Interest Level: MG
Reading Level: 5.00
Points: 9.0 Quiz: 511523
Kirkus Reviews (12/01/20)
School Library Journal (+) (03/11/22)
Booklist (+) (02/01/21)
Full Text Reviews:
Booklist - 02/01/2021 *Starred Review* The year is 1940, and German air strikes on London are looming. After their formidable, wealthy grandmother’s funeral, orphans William (12 years old), Edmund (11), and Anna (9) Pearce learn that they will be evacuated to a village where (the solicitor charged with their welfare hopes) they might find a permanent home. They live with a butcher’s family until Edmund retaliates against one of the bullying sons by placing a dead snake in his bed. A desperately poor mother with four young children takes them in but barely feeds them. Their only refuge is the lending library, where they find a warm fire, good books, and kind words. After their short-tempered caretaker slaps Edmund, the children strike out on their own and unexpectedly find a new home on Christmas Eve. Albus achieves a great deal in her first novel. While the Pearces’ initially bleak situation is firmly rooted in classic children’s books (a bibliography of their reading choices is appended), the narrative is fresh, lively, and captivating. The characters are drawn with conviction and a good deal of empathy. Lit by wit and humanity, the novel offers a heartening story in which three resourceful children keep a secret, find what they long for, and treasure it. - Copyright 2021 Booklist.

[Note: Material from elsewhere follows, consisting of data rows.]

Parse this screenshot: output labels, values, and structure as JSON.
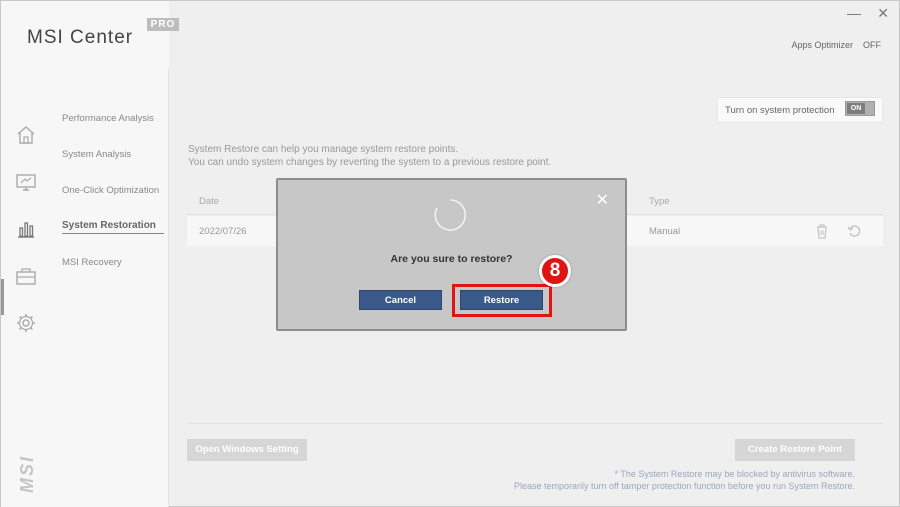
{
  "app": {
    "title": "MSI Center",
    "edition": "PRO"
  },
  "window_controls": {
    "minimize": "—",
    "close": "✕"
  },
  "header": {
    "apps_optimizer_label": "Apps Optimizer",
    "apps_optimizer_state": "OFF"
  },
  "rail": {
    "icons": [
      "home-icon",
      "monitor-icon",
      "chart-bars-icon",
      "toolbox-icon",
      "gear-icon"
    ],
    "active": "chart-bars-icon",
    "logo": "MSI"
  },
  "submenu": {
    "items": [
      {
        "label": "Performance Analysis"
      },
      {
        "label": "System Analysis"
      },
      {
        "label": "One-Click Optimization"
      },
      {
        "label": "System Restoration"
      },
      {
        "label": "MSI Recovery"
      }
    ],
    "active_index": 3
  },
  "main": {
    "toggle_label": "Turn on system protection",
    "toggle_state": "ON",
    "description_line1": "System Restore can help you manage system restore points.",
    "description_line2": "You can undo system changes by reverting the system to a previous restore point.",
    "table": {
      "headers": [
        "Date",
        "Type"
      ],
      "rows": [
        {
          "date": "2022/07/26",
          "type": "Manual"
        }
      ]
    },
    "open_windows_setting": "Open Windows Setting",
    "create_restore_point": "Create Restore Point",
    "note_line1": "* The System Restore may be blocked by antivirus software.",
    "note_line2": "Please temporarily turn off tamper protection function before you run System Restore."
  },
  "modal": {
    "close": "✕",
    "question": "Are you sure to restore?",
    "cancel_label": "Cancel",
    "restore_label": "Restore"
  },
  "annotation": {
    "step_number": "8",
    "highlight_color": "#e11414"
  },
  "colors": {
    "modal_button": "#3b5a8a",
    "note_text": "#9aa6bf"
  }
}
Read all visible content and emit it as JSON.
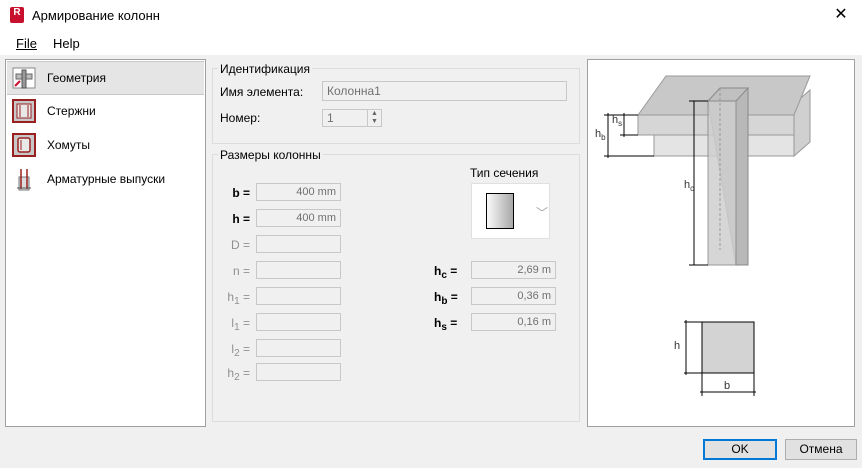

School Library Journal - 03/11/2022 Gr 4–7—It's 1940 in London, and William, Edmund, and Anna have found themselves orphaned for the second time in their short lives. With the Nazis breathing down England's neck, the children are sent, with hundreds of other children, to the countryside to live with a billet, a foster family that takes them in temporarily and protects them from the war. Their family's solicitor has advised them to be on the lookout for a family that could be a forever home for them while there. The oldest, William, has the best memories of their mum and dad and often tells stories about them to his siblings, one being that the children were so loved that they could probably hang the moon in the heavens if they wanted to. With that in mind, the three of them know that only a family that thinks the children "hang the moon in the heavens" will be the right fit. While away in the countryside, the children stay with a variety of families, some more traditional than others. With the solace of the little library as their only constant and the town librarian their only friend, the children learn to piece together a family until a real one is found. Told in third person, Albus's rich character descriptions and quick story pace will keep tweens turning the pages until the very end. Vivid details of World War II-era England are written from a child's perspective. Characters are white. VERDICT For fans of Kimberly Brubaker Bradley's The War That Saved My Life, this is a highly recommended purchase. Readers will laugh, cry, and root for the three siblings as they endeavor to survive in this endearing tale.—Tracy Cronce - Copyright 2022 Publishers Weekly, Library Journal and/or School Library Journal used with permission.